WORK INSTRUCTIONS: When a line in the records contains the string "subtitle", copy that line.

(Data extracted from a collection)
·····

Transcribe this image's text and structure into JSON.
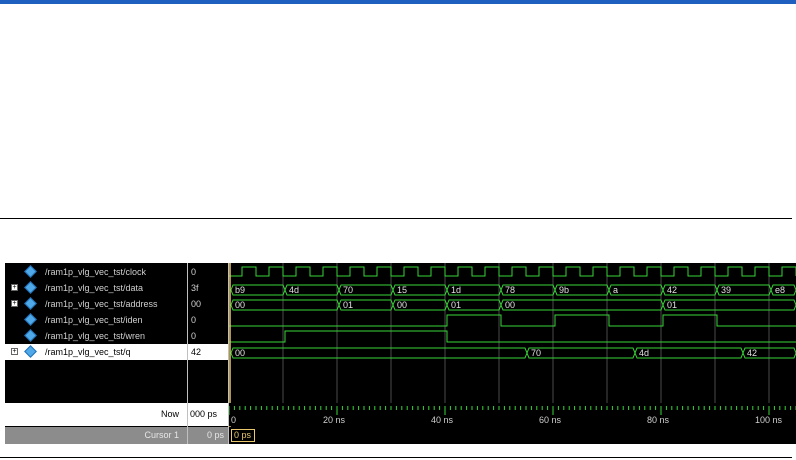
{
  "signals": [
    {
      "name": "/ram1p_vlg_vec_tst/clock",
      "value": "0",
      "expandable": false
    },
    {
      "name": "/ram1p_vlg_vec_tst/data",
      "value": "3f",
      "expandable": true
    },
    {
      "name": "/ram1p_vlg_vec_tst/address",
      "value": "00",
      "expandable": true
    },
    {
      "name": "/ram1p_vlg_vec_tst/iden",
      "value": "0",
      "expandable": false
    },
    {
      "name": "/ram1p_vlg_vec_tst/wren",
      "value": "0",
      "expandable": false
    },
    {
      "name": "/ram1p_vlg_vec_tst/q",
      "value": "42",
      "expandable": true
    }
  ],
  "now": {
    "label": "Now",
    "value": "000 ps"
  },
  "cursor": {
    "label": "Cursor 1",
    "value": "0 ps",
    "marker": "0 ps"
  },
  "timeline": {
    "labels": [
      "0",
      "20 ns",
      "40 ns",
      "60 ns",
      "80 ns",
      "100 ns"
    ]
  },
  "waves": {
    "data": [
      "b9",
      "4d",
      "70",
      "15",
      "1d",
      "78",
      "9b",
      "a",
      "42",
      "39",
      "e8"
    ],
    "address": [
      "00",
      "01",
      "00",
      "01",
      "00",
      "01"
    ],
    "q": [
      "00",
      "70",
      "4d",
      "42"
    ]
  },
  "colors": {
    "wave": "#39d439",
    "grid": "#4a4a4a"
  }
}
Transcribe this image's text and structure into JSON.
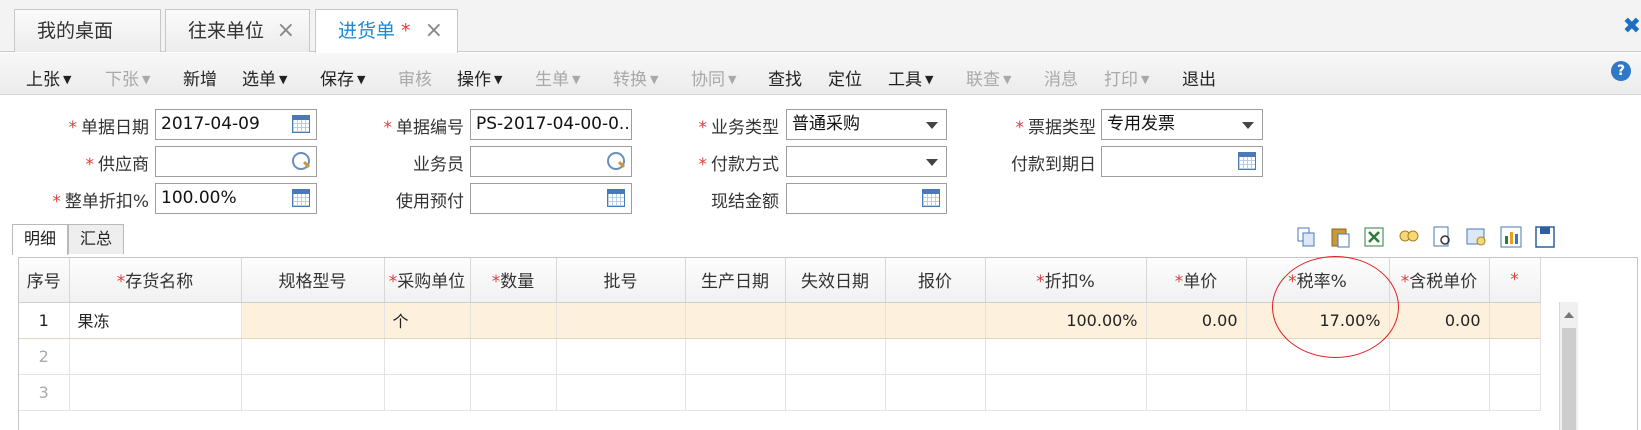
{
  "tabs": [
    {
      "label": "我的桌面"
    },
    {
      "label": "往来单位",
      "close": "×"
    },
    {
      "label": "进货单",
      "star": "*",
      "close": "×"
    }
  ],
  "edge_close": "✖",
  "toolbar": {
    "items": [
      {
        "label": "上张",
        "enabled": true,
        "dropdown": true
      },
      {
        "label": "下张",
        "enabled": false,
        "dropdown": true
      },
      {
        "label": "新增",
        "enabled": true
      },
      {
        "label": "选单",
        "enabled": true,
        "dropdown": true
      },
      {
        "label": "保存",
        "enabled": true,
        "dropdown": true
      },
      {
        "label": "审核",
        "enabled": false
      },
      {
        "label": "操作",
        "enabled": true,
        "dropdown": true
      },
      {
        "label": "生单",
        "enabled": false,
        "dropdown": true
      },
      {
        "label": "转换",
        "enabled": false,
        "dropdown": true
      },
      {
        "label": "协同",
        "enabled": false,
        "dropdown": true
      },
      {
        "label": "查找",
        "enabled": true
      },
      {
        "label": "定位",
        "enabled": true
      },
      {
        "label": "工具",
        "enabled": true,
        "dropdown": true
      },
      {
        "label": "联查",
        "enabled": false,
        "dropdown": true
      },
      {
        "label": "消息",
        "enabled": false
      },
      {
        "label": "打印",
        "enabled": false,
        "dropdown": true
      },
      {
        "label": "退出",
        "enabled": true
      }
    ],
    "help": "?"
  },
  "form": {
    "required_mark": "*",
    "doc_date": {
      "label": "单据日期",
      "value": "2017-04-09"
    },
    "doc_no": {
      "label": "单据编号",
      "value": "PS-2017-04-00-0..."
    },
    "biz_type": {
      "label": "业务类型",
      "value": "普通采购"
    },
    "invoice_type": {
      "label": "票据类型",
      "value": "专用发票"
    },
    "supplier": {
      "label": "供应商",
      "value": ""
    },
    "salesman": {
      "label": "业务员",
      "value": ""
    },
    "payment_method": {
      "label": "付款方式",
      "value": ""
    },
    "due_date": {
      "label": "付款到期日",
      "value": ""
    },
    "discount": {
      "label": "整单折扣%",
      "value": "100.00%"
    },
    "use_prepay": {
      "label": "使用预付",
      "value": ""
    },
    "cash_amount": {
      "label": "现结金额",
      "value": ""
    }
  },
  "subtabs": [
    {
      "label": "明细"
    },
    {
      "label": "汇总"
    }
  ],
  "grid": {
    "columns": [
      {
        "label": "序号",
        "req": false
      },
      {
        "label": "存货名称",
        "req": true
      },
      {
        "label": "规格型号",
        "req": false
      },
      {
        "label": "采购单位",
        "req": true
      },
      {
        "label": "数量",
        "req": true
      },
      {
        "label": "批号",
        "req": false
      },
      {
        "label": "生产日期",
        "req": false
      },
      {
        "label": "失效日期",
        "req": false
      },
      {
        "label": "报价",
        "req": false
      },
      {
        "label": "折扣%",
        "req": true
      },
      {
        "label": "单价",
        "req": true
      },
      {
        "label": "税率%",
        "req": true
      },
      {
        "label": "含税单价",
        "req": true
      },
      {
        "label": "",
        "req": true
      }
    ],
    "rows": [
      [
        "1",
        "果冻",
        "",
        "个",
        "",
        "",
        "",
        "",
        "",
        "100.00%",
        "0.00",
        "17.00%",
        "0.00",
        ""
      ],
      [
        "2",
        "",
        "",
        "",
        "",
        "",
        "",
        "",
        "",
        "",
        "",
        "",
        "",
        ""
      ],
      [
        "3",
        "",
        "",
        "",
        "",
        "",
        "",
        "",
        "",
        "",
        "",
        "",
        "",
        ""
      ]
    ]
  },
  "colors": {
    "accent": "#1a8ad4",
    "required": "#e23b3b",
    "row_highlight": "#fdf0dc",
    "annotation": "#dd2222"
  }
}
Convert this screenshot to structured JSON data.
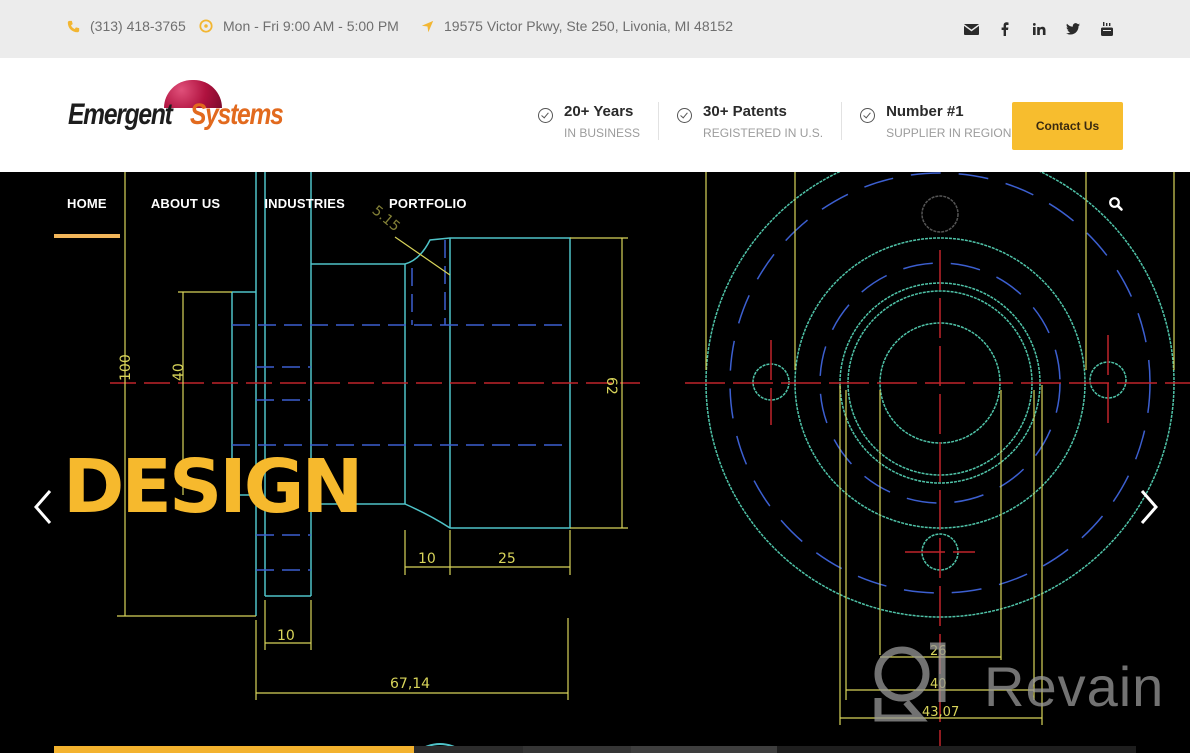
{
  "topbar": {
    "phone": "(313) 418-3765",
    "hours": "Mon - Fri 9:00 AM - 5:00 PM",
    "address": "19575 Victor Pkwy, Ste 250, Livonia, MI 48152",
    "icons": [
      "phone-icon",
      "clock-icon",
      "location-arrow-icon"
    ],
    "social": [
      {
        "name": "email-icon",
        "glyph": "✉"
      },
      {
        "name": "facebook-icon",
        "glyph": "f"
      },
      {
        "name": "linkedin-icon",
        "glyph": "in"
      },
      {
        "name": "twitter-icon",
        "glyph": "🐦"
      },
      {
        "name": "youtube-icon",
        "glyph": "▶"
      }
    ],
    "accent_color": "#f2b632"
  },
  "header": {
    "logo": {
      "word1": "Emergent",
      "word2": "Systems"
    },
    "stats": [
      {
        "title": "20+ Years",
        "subtitle": "IN BUSINESS"
      },
      {
        "title": "30+ Patents",
        "subtitle": "REGISTERED IN U.S."
      },
      {
        "title": "Number #1",
        "subtitle": "SUPPLIER IN REGION"
      }
    ],
    "contact_button": "Contact Us",
    "button_color": "#f7bd2e"
  },
  "nav": {
    "items": [
      {
        "label": "HOME",
        "active": true
      },
      {
        "label": "ABOUT US",
        "active": false
      },
      {
        "label": "INDUSTRIES",
        "active": false
      },
      {
        "label": "PORTFOLIO",
        "active": false
      }
    ]
  },
  "hero": {
    "headline": "DESIGN",
    "headline_color": "#f6b92d",
    "drawing_labels": {
      "dim_100": "100",
      "dim_40": "40",
      "dim_62": "62",
      "dim_10a": "10",
      "dim_25": "25",
      "dim_10b": "10",
      "dim_6714": "67,14",
      "dim_515": "5.15",
      "dim_26": "26",
      "dim_40b": "40",
      "dim_4307": "43,07"
    },
    "slide_progress": {
      "segments": [
        {
          "share": 0.333,
          "color": "#f3b22e"
        },
        {
          "share": 0.1,
          "color": "#2c2c2c"
        },
        {
          "share": 0.1,
          "color": "#353535"
        },
        {
          "share": 0.135,
          "color": "#3e3e3e"
        },
        {
          "share": 0.332,
          "color": "#1e1e1e"
        }
      ]
    }
  },
  "watermark": {
    "text": "Revain"
  }
}
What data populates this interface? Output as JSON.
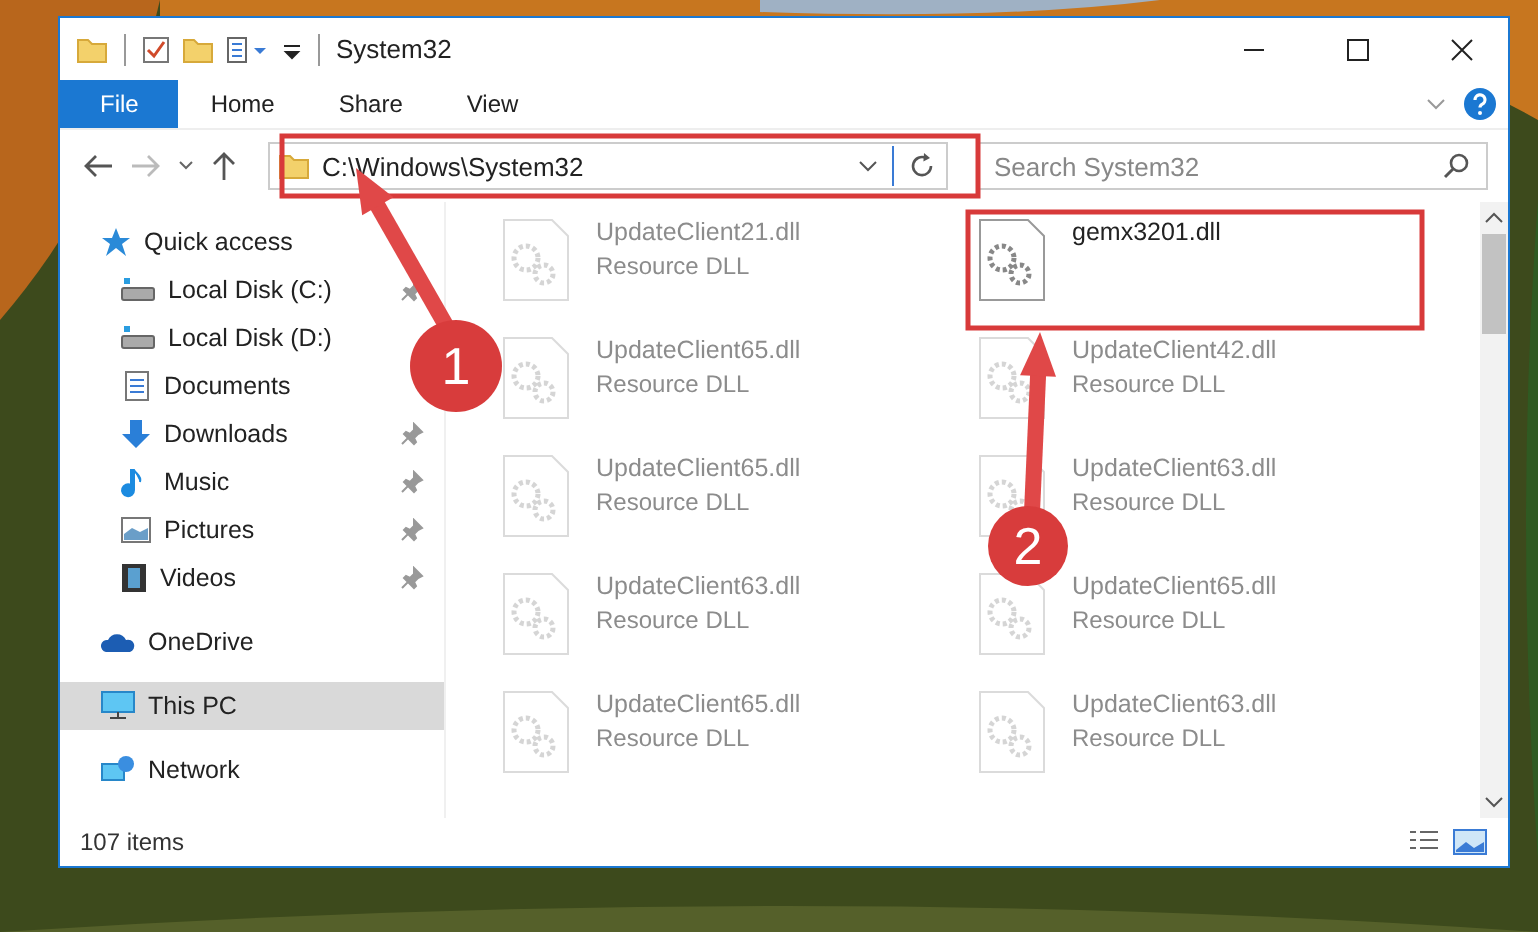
{
  "window": {
    "title": "System32"
  },
  "ribbon_tabs": [
    {
      "label": "File",
      "selected": true
    },
    {
      "label": "Home",
      "selected": false
    },
    {
      "label": "Share",
      "selected": false
    },
    {
      "label": "View",
      "selected": false
    }
  ],
  "address_bar": {
    "path": "C:\\Windows\\System32"
  },
  "search": {
    "placeholder": "Search System32"
  },
  "sidebar": {
    "items": [
      {
        "label": "Quick access",
        "kind": "star",
        "selected": false,
        "children": [
          {
            "label": "Local Disk (C:)",
            "kind": "drive",
            "selected": false,
            "pinned": true
          },
          {
            "label": "Local Disk (D:)",
            "kind": "drive",
            "selected": false,
            "pinned": false
          },
          {
            "label": "Documents",
            "kind": "documents",
            "selected": false,
            "pinned": false
          },
          {
            "label": "Downloads",
            "kind": "downloads",
            "selected": false,
            "pinned": true
          },
          {
            "label": "Music",
            "kind": "music",
            "selected": false,
            "pinned": true
          },
          {
            "label": "Pictures",
            "kind": "pictures",
            "selected": false,
            "pinned": true
          },
          {
            "label": "Videos",
            "kind": "videos",
            "selected": false,
            "pinned": true
          }
        ]
      },
      {
        "label": "OneDrive",
        "kind": "cloud",
        "selected": false
      },
      {
        "label": "This PC",
        "kind": "pc",
        "selected": true
      },
      {
        "label": "Network",
        "kind": "network",
        "selected": false
      }
    ]
  },
  "files": [
    {
      "name": "UpdateClient21.dll",
      "type": "Resource DLL",
      "faded": true
    },
    {
      "name": "gemx3201.dll",
      "faded": false
    },
    {
      "name": "UpdateClient65.dll",
      "type": "Resource DLL",
      "faded": true
    },
    {
      "name": "UpdateClient42.dll",
      "type": "Resource DLL",
      "faded": true
    },
    {
      "name": "UpdateClient65.dll",
      "type": "Resource DLL",
      "faded": true
    },
    {
      "name": "UpdateClient63.dll",
      "type": "Resource DLL",
      "faded": true
    },
    {
      "name": "UpdateClient63.dll",
      "type": "Resource DLL",
      "faded": true
    },
    {
      "name": "UpdateClient65.dll",
      "type": "Resource DLL",
      "faded": true
    },
    {
      "name": "UpdateClient65.dll",
      "type": "Resource DLL",
      "faded": true
    },
    {
      "name": "UpdateClient63.dll",
      "type": "Resource DLL",
      "faded": true
    }
  ],
  "status_bar": {
    "item_count": "107 items"
  },
  "annotations": [
    {
      "label": "1"
    },
    {
      "label": "2"
    }
  ]
}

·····

ANSWER SPACE:
        "subtitle": "IN BUSINESS"
        "subtitle": "REGISTERED IN U.S."
        "subtitle": "SUPPLIER IN REGION"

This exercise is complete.